Paul wrote:

>I used to make cave or hut-like structures for kribs out of slate pieces
>glued together with silicone, and, after a few years, they fell apart.
>Apparently the silicone does not stick to the slate as well as it does to
>glass.  Maybe they have varied the formula for silicone so that it sticks
>better, now, but I would worry about the silicone holding pebbles for long
>periods of time.  It would probably hold onto smooth, shiny pebbles the

This has been my experience as well.  In my paludarium which is now 6 1/2
years old, within the last year pieces of slate have started to peel off
here and there.  I don't know if there is a good, easily available solution
to this problem in a long term tank.  I suspect that the majority of people
don't keep a tank running for this long anyway, so it might not make that
much difference.  

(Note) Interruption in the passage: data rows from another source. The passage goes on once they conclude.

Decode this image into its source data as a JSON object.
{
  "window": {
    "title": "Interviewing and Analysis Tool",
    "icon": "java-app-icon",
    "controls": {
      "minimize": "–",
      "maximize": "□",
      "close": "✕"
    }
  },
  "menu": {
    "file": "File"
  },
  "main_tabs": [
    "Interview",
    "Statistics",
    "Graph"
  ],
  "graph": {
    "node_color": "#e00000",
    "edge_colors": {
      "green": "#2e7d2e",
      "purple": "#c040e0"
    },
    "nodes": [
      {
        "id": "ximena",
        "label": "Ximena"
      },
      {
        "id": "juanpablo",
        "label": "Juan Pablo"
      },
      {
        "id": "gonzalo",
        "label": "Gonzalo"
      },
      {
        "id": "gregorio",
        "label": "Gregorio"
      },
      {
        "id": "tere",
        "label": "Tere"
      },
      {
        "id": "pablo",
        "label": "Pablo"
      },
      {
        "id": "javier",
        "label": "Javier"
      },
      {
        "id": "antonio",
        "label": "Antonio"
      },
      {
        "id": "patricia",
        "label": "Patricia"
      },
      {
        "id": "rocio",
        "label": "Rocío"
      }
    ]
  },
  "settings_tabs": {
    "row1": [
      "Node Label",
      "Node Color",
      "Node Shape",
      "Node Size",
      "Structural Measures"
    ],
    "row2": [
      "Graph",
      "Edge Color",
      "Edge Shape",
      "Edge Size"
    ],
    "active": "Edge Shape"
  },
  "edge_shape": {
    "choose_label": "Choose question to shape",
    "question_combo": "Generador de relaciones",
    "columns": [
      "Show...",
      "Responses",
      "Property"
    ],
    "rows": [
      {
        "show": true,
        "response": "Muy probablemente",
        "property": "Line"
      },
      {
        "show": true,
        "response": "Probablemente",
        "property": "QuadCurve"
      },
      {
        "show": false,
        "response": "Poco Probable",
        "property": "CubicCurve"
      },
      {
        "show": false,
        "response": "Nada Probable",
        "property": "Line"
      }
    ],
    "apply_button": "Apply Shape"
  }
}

In the case of my own tank, I have just been very lucky.  I happen to have
a friend who is a dentist.  He offered to cement the loose piece back in
place with dental cement.  Since this is meant to cure even in damp
surrounding, set up quickly, and remain solid for years in a person's
mouth, it sounded like a good option.  We drained the water down past where
the pieces had fallen off, towel dried those sections, and he went to work.
 He found that it takes a _lot_ more cement to stick rocks back than to fix
teeth.<g>  The cement set very quickly, and we were able to refill the tank
before the plant leaves started drying out.  

Our only slight concern was that this cement does contain small amounts of
fluoride, and we weren't sure how that would affect plants and animals in
the tank.  Since the cement has been in place for about 9 months now, I
feel confident that it has not had any negative impact on the inhabitants.
As far as how long it will last is concerned, check with me in another 6
years ;-)

Karen Randall
Aquatic Gardeners Association